**PROVIDED DATA:**
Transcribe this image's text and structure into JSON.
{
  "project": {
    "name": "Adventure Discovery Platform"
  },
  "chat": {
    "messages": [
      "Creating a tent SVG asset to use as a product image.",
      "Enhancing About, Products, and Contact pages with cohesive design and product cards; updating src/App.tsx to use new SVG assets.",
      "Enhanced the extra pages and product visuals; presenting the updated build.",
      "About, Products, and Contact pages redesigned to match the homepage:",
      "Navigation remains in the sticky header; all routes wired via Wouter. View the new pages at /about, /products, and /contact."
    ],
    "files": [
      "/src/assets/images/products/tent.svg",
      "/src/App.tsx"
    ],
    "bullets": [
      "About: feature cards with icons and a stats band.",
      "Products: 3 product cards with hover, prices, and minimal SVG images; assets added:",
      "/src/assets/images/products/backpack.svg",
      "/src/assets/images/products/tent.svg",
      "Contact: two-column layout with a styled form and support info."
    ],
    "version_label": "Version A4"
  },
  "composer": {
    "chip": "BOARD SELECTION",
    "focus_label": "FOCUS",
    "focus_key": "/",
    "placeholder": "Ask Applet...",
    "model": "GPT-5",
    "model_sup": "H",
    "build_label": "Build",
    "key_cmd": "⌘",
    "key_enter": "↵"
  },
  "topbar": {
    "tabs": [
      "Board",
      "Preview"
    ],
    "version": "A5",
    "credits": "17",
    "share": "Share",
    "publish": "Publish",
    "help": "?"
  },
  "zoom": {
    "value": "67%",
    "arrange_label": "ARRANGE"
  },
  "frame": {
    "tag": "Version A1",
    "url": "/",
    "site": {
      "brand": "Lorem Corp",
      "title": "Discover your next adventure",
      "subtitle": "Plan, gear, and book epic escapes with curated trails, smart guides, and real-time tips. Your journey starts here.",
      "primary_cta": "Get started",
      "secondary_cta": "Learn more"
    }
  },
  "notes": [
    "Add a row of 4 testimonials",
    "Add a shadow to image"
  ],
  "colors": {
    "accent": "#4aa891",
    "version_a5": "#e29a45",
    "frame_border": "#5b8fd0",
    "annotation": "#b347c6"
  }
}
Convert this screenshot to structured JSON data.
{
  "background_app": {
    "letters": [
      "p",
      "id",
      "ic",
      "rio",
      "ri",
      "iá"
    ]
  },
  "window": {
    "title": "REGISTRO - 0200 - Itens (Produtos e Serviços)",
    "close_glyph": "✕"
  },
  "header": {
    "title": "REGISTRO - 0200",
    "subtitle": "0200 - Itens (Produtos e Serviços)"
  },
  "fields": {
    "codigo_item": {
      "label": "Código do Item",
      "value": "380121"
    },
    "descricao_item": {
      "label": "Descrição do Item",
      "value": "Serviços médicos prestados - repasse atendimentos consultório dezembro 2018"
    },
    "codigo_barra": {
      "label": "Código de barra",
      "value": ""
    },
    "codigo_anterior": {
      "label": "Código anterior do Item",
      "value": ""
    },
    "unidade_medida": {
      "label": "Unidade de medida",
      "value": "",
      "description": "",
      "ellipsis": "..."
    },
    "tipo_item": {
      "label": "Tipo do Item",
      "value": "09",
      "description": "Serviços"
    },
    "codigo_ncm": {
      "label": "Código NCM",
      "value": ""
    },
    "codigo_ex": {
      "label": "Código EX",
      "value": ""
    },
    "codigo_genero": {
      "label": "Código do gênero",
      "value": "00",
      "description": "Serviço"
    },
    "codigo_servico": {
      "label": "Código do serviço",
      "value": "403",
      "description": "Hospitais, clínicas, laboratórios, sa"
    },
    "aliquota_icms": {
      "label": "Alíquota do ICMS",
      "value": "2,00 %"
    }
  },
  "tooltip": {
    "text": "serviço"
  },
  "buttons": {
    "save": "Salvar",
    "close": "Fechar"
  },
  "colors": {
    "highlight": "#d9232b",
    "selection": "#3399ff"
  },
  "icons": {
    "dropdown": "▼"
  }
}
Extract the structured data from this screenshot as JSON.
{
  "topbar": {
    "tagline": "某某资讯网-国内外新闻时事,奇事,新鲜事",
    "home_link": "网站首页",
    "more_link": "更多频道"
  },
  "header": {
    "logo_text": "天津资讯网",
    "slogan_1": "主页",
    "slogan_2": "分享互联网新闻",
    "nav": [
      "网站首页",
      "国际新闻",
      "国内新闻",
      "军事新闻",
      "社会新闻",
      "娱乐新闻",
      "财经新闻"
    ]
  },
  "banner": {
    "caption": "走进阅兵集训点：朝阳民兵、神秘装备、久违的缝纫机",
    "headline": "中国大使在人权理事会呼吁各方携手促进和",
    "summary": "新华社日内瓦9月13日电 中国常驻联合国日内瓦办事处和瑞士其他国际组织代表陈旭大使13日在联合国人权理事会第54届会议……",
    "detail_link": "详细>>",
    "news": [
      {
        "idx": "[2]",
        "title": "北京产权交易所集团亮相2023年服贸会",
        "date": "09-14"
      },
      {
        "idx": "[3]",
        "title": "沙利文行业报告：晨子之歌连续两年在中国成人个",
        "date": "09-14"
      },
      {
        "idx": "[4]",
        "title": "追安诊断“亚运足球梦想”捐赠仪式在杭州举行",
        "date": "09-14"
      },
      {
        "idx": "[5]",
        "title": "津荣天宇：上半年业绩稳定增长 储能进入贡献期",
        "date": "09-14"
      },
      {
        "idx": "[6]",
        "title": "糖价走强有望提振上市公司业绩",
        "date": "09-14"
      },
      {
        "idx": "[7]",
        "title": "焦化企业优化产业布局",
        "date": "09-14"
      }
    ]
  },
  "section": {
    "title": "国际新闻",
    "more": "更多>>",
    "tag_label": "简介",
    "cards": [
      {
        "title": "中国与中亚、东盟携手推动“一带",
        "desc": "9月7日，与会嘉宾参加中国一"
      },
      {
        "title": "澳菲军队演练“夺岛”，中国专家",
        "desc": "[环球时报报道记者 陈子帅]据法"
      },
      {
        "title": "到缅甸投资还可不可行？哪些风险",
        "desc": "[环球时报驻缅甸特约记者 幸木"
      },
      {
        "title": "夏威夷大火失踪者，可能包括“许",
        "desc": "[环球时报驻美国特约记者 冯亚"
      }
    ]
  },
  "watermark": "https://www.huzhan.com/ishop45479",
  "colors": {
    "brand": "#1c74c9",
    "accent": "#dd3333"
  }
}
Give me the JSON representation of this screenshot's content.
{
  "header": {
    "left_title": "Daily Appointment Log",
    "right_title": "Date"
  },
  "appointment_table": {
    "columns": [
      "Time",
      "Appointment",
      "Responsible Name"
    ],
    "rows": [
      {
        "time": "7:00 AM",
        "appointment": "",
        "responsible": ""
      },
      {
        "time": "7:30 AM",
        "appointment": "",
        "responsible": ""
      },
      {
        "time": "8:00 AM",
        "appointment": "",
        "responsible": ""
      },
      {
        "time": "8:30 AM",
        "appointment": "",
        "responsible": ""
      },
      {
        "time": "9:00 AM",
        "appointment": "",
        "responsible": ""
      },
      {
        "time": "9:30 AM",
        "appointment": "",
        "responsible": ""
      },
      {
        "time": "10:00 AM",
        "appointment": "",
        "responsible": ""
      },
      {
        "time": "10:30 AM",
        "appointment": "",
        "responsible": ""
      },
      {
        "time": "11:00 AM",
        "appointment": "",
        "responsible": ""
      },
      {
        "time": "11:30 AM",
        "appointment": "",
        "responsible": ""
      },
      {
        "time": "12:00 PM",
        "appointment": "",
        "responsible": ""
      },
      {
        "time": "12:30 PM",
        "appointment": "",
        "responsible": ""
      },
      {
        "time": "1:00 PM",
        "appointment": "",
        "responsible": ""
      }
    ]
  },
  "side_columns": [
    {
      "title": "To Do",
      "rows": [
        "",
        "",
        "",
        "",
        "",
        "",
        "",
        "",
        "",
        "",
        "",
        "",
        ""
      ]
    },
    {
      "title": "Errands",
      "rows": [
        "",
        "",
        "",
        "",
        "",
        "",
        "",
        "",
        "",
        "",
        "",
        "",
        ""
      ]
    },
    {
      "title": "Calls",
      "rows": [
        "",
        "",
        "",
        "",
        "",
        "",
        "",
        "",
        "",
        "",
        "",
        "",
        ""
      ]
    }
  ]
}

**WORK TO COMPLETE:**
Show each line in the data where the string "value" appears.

**EXPECTED ANSWER:**
    "value": "67%",
      "value": "380121"
      "value": "Serviços médicos prestados - repasse atendimentos consultório dezembro 2018"
      "value": ""
      "value": ""
      "value": "",
      "value": "09",
      "value": ""
      "value": ""
      "value": "00",
      "value": "403",
      "value": "2,00 %"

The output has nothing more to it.